**Problem requirements**
In the records below, some lines hold the word "Number". Copy each of those lines.

(App and web page records)

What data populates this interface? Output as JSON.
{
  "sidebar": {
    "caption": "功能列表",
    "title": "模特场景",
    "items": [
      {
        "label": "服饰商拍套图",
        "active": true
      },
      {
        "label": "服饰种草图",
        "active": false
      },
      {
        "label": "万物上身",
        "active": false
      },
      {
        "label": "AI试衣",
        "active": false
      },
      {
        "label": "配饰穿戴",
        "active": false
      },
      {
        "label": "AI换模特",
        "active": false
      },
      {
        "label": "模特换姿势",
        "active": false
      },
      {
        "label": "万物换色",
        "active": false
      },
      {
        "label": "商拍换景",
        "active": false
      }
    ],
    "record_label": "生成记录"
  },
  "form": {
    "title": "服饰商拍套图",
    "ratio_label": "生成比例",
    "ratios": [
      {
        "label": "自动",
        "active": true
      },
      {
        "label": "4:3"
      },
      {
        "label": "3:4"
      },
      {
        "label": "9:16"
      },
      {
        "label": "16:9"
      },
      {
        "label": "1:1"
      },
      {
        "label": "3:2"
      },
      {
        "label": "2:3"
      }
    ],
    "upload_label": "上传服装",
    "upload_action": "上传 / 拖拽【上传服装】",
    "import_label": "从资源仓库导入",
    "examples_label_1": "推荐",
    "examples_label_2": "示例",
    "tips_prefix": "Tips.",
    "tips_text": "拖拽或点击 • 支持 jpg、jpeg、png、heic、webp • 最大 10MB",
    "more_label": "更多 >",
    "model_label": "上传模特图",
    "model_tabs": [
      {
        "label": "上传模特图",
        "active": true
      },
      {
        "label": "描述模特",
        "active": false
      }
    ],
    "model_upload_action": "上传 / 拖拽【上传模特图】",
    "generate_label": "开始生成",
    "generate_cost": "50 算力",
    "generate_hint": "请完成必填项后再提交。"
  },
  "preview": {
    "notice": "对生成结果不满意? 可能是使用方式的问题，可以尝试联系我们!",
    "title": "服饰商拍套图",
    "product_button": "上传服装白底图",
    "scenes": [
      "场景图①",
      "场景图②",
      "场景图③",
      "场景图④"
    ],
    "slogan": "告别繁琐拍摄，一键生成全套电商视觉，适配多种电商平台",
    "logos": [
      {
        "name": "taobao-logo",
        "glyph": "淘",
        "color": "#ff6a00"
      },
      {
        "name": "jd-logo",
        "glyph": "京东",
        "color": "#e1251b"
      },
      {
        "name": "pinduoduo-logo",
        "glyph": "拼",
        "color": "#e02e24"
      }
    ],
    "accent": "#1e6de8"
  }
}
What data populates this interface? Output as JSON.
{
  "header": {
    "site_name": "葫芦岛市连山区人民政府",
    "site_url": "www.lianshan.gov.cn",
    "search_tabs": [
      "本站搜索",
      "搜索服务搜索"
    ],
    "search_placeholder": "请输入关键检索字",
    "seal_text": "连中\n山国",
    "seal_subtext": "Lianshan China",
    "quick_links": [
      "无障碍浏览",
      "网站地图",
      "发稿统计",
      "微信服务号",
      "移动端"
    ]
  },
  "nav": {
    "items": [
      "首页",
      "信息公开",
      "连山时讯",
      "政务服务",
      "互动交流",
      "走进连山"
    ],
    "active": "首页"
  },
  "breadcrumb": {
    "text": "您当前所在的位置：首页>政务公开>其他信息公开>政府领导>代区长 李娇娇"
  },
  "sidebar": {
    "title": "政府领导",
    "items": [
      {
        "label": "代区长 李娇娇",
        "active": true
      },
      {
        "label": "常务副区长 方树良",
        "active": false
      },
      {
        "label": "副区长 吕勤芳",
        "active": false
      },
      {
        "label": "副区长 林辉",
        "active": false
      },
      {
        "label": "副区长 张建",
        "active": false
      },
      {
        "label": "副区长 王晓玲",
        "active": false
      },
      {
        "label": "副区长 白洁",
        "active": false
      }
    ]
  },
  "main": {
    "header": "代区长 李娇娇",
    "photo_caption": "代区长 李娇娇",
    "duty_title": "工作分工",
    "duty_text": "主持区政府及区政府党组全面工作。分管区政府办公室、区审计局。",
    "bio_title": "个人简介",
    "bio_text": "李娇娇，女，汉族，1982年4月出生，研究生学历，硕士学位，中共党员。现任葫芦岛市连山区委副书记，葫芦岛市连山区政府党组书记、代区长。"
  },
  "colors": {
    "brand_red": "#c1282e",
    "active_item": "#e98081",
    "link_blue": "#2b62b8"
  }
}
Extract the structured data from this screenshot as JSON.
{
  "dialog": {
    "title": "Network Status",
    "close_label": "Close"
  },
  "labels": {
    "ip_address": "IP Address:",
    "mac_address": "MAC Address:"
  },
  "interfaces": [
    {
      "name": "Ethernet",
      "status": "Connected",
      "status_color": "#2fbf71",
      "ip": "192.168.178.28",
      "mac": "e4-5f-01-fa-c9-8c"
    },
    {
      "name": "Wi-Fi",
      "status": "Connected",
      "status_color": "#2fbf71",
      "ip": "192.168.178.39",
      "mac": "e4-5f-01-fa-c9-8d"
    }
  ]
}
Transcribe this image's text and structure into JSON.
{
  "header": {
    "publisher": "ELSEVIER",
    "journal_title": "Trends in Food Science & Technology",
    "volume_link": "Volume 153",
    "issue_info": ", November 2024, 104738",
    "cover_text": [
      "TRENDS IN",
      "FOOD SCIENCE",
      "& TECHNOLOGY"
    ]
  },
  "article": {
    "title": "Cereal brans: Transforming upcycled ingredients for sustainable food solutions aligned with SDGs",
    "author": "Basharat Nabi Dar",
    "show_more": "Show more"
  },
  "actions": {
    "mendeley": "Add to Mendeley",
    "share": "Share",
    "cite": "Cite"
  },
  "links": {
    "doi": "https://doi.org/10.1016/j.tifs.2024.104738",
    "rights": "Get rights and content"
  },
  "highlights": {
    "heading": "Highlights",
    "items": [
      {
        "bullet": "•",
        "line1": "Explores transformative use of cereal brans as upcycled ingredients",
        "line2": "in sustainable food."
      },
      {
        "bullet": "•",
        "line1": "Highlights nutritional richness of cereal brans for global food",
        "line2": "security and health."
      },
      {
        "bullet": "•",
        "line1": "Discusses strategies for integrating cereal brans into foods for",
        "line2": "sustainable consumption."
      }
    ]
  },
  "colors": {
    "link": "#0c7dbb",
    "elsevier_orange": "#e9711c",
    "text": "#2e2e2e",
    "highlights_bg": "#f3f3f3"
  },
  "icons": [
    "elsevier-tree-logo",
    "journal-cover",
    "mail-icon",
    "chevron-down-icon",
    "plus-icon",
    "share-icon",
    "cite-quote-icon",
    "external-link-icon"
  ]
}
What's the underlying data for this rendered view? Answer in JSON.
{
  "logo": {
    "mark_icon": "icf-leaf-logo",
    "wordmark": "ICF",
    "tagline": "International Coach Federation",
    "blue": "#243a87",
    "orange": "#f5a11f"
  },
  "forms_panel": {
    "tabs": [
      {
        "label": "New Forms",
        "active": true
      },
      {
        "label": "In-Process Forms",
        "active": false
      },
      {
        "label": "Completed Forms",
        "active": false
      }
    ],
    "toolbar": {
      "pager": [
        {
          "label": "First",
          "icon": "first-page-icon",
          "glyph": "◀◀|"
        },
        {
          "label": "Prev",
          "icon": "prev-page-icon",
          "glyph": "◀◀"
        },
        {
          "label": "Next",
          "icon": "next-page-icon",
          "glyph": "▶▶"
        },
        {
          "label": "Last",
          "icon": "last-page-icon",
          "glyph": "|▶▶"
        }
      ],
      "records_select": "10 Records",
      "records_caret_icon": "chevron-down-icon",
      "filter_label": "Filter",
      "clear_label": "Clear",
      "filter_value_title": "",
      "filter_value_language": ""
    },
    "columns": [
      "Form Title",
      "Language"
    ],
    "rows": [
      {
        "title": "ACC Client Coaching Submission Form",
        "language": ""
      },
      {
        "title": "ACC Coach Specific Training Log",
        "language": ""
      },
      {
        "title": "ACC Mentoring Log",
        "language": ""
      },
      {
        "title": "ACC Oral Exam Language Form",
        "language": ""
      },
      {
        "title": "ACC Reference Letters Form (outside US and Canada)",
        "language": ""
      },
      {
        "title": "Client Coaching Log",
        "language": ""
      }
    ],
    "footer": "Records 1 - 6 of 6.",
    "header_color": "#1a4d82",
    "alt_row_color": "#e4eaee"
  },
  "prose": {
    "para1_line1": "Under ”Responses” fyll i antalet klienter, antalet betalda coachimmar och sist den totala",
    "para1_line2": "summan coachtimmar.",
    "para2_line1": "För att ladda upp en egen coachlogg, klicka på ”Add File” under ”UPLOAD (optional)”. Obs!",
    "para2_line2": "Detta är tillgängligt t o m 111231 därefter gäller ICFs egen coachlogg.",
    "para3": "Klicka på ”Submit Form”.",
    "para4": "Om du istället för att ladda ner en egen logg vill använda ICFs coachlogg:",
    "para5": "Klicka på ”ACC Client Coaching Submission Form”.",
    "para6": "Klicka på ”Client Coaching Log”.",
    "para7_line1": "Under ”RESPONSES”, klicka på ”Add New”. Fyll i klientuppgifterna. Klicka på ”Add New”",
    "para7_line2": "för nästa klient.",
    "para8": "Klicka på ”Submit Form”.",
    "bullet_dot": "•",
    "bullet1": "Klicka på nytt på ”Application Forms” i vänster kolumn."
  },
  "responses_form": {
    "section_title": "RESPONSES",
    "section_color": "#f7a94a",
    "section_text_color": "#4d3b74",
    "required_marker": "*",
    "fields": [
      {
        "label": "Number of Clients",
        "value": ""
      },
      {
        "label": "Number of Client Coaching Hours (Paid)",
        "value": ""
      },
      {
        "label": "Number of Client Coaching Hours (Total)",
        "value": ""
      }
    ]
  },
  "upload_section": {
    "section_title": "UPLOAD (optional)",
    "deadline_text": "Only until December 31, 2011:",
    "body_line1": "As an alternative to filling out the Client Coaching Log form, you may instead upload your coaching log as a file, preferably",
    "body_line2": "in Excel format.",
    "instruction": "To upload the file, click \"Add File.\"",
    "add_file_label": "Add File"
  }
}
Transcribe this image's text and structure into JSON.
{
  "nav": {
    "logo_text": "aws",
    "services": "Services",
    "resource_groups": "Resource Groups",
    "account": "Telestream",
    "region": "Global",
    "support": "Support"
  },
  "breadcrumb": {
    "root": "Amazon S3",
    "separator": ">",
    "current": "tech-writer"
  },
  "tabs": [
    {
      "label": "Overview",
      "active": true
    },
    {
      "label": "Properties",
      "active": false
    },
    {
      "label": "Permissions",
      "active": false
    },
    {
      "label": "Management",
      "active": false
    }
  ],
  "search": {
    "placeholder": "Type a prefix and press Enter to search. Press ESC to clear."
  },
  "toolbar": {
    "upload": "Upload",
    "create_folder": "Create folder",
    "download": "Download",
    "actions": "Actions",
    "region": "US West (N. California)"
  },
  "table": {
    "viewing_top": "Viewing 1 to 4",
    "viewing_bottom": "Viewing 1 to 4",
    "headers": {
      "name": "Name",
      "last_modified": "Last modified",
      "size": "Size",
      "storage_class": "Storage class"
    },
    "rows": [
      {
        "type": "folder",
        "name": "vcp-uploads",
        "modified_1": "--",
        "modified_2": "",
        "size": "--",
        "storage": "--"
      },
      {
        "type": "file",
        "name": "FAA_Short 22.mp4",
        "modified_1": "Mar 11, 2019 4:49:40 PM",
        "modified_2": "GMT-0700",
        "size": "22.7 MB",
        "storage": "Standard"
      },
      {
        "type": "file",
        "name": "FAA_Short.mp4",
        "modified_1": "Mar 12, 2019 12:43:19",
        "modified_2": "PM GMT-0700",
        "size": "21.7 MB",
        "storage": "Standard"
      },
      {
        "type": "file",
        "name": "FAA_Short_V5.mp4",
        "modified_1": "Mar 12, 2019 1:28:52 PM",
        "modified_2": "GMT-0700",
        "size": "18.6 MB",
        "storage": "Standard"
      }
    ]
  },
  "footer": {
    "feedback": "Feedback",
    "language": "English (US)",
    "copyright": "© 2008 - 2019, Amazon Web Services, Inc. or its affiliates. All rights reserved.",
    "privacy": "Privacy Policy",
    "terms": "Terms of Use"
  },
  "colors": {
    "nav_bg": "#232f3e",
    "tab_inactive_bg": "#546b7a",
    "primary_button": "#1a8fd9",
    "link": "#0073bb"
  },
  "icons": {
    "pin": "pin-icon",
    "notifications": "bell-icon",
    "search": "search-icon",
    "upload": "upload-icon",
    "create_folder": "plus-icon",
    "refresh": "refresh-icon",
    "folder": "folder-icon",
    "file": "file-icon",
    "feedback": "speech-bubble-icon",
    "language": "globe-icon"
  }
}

**Your solution**
        "label": "Number of Clients",
        "label": "Number of Client Coaching Hours (Paid)",
        "label": "Number of Client Coaching Hours (Total)",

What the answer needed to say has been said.